Lien on Leasehold in New Jersey
A mechanic’s lien on real property is different from a lien on a leasehold interest. In an earlier post, we asked Notice/Mechanic’s Lien Specialist, Keely Bindas, what the difference is.
“When a lessee/tenant contracts for an improvement on real property, the mechanic’s lien may be available against the property, the leasehold interest of the lessee/tenant, or both. When contracting with the fee simple owner of the real property, the mechanic’s lien attaches to the property itself.” (read 3-in-3 Lien on Leasehold Interest for more)
A common question is “How do I know if the property is leased?” While each situation is different, there are some project commonalities you may encounter. For example, retail establishments are frequently leased spaces. Here’s more from NCS Executive Director, Nancy Kennerly:
“The biggest flag is when the project is for a retail establishment: stores, restaurants, etc. Other projects where leases come into play are large office buildings, where a tenant may contract for an improvement to their leased space. When reviewing the Job Information Sheets provided by your customer, if the name of the owner does not coincide with the name of the project, there may be a leasehold situation.” (read Furnishing to a Property That’s Leased? Serve the Owner & the Tenant for more)
The follow-up question almost always is “How do I know if my lien will be on the property or the lease?” Ultimately, each state may vary on how the lien attaches, but author Paul W. Norris, provides a great best practice.
In his article, Construction Liens on Leased Commercial Premises, Norris advises the lien may attach to the real property, if the property owner authorized the improvement.
“If the tenant of the property entered into a contract for the improvement of the property and the owner directly authorized the improvement in writing, the lien may attach to the real property.”
On the flip side, if the owner did not authorize the improvement, the lien may attach to only the leasehold interest of the property.
What is the actual value of a lien on a leasehold interest?
According to Norris, “…[I]f the tenant is fully invested in the property the lien claim may carry substantial value, as it may force the tenant to satisfy the claim. Then again, if the leasehold interest is solely an office or two within a commercial property the lien claim may not possess significant value.”
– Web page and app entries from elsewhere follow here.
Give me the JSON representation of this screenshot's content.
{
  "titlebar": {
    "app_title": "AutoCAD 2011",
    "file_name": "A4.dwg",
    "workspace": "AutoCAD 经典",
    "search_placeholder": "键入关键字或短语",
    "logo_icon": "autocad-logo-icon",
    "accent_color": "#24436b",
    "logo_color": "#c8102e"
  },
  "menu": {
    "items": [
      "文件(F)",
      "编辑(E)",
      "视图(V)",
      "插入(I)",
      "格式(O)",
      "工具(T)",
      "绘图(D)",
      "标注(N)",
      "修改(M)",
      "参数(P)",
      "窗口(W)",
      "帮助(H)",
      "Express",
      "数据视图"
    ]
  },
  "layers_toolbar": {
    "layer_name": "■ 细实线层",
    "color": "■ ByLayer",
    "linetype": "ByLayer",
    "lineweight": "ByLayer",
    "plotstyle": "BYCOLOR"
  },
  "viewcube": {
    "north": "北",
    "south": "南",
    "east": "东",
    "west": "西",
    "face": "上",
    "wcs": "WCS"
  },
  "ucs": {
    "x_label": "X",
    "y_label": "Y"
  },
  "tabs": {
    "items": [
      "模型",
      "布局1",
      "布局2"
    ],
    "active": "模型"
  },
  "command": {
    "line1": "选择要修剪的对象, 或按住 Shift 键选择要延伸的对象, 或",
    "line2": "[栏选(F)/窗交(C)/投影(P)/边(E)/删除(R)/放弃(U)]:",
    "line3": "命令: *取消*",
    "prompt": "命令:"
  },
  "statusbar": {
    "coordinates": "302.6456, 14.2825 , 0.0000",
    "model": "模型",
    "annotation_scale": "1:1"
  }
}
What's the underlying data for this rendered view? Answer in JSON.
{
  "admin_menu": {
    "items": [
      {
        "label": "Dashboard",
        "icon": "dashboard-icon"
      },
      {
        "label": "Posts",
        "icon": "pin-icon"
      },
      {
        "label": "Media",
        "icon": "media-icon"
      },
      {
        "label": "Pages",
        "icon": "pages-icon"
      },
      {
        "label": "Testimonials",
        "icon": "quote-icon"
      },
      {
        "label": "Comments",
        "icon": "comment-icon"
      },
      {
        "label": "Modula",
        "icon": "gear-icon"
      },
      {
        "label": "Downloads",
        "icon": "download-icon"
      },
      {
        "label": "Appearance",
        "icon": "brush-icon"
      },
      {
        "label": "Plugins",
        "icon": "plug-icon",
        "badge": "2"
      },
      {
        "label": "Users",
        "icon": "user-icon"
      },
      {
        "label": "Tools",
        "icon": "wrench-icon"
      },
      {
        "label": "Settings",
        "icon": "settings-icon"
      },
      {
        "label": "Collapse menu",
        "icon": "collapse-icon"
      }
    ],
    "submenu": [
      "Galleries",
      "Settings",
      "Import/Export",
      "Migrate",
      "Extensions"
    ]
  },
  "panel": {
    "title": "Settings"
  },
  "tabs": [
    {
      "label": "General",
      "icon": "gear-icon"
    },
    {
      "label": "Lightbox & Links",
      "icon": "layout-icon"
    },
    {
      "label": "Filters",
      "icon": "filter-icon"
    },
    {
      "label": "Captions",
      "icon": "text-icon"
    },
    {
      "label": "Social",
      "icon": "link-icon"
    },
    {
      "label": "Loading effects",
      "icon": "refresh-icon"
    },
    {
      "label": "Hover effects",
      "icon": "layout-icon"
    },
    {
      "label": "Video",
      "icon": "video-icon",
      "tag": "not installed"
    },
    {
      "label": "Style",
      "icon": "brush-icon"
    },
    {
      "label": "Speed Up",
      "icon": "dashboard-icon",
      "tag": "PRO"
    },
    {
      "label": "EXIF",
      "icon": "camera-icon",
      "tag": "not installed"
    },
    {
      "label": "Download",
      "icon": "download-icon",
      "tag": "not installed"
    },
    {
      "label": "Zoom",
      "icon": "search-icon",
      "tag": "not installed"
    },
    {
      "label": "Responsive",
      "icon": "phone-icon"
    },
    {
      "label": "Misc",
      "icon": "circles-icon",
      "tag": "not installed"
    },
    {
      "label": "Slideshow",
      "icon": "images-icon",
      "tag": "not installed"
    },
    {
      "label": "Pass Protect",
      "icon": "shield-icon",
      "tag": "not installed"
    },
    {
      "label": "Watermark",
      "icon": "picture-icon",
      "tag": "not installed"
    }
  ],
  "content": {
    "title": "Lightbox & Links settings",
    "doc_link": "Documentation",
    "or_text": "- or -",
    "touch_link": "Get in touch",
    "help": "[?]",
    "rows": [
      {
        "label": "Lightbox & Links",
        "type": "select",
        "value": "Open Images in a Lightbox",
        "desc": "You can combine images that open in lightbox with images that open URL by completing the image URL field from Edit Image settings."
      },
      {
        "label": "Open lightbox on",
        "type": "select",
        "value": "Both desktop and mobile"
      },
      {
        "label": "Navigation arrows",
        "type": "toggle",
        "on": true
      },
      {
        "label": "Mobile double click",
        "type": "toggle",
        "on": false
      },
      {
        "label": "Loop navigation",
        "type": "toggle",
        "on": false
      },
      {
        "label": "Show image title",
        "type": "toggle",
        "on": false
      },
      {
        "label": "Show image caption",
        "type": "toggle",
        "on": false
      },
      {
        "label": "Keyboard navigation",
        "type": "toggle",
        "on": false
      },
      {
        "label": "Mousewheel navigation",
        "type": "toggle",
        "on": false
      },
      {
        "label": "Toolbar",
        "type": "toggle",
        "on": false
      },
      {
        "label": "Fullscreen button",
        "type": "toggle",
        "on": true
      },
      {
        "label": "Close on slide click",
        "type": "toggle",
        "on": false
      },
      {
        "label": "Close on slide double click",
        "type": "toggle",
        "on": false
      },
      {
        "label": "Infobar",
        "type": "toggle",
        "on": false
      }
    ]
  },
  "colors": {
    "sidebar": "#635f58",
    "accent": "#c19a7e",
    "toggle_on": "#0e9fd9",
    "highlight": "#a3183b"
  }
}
Good rule of thumb? Norris recommends having the owner agree to the improvement.
“The proper way to ensure that a lien may attach to the real property is to have the owner of the property sign off on and approve any contract for the improvement of the real property.”
And, of course, don’t go it alone – seek legal guidance!
Do you furnish to residential projects? Have you wondered whether apartments and condominiums are considered residential? Then you should read Residential Projects & Mechanic’s Lien Rights to learn more about notice and mechanic’s lien requirements specific to residential projects.
NCS Extra Credit
Are you caught up on NCS Extra Credit Videos? Binge-watch now & get ready for the 2018 line up!
Here’s a glance at our upcoming webinars!
- The Basics of the Lien & Bond Claim Process (1/23/18 @ 1:00 pm)
- An Advanced Look at the UCC Process (2/6/18 @ 1:00 pm)
- The UCC – A Powerful but Underused Collection Tool in Construction Lending (2/13/18 @ 1:00 pm)
- An Advanced Look at the Lien & Bond Claim Process (2/20/18 @ 1:00 pm)
Check out our 2018 webinar schedule & bookmark our Events page for an up-to-date listing of all educational opportunities.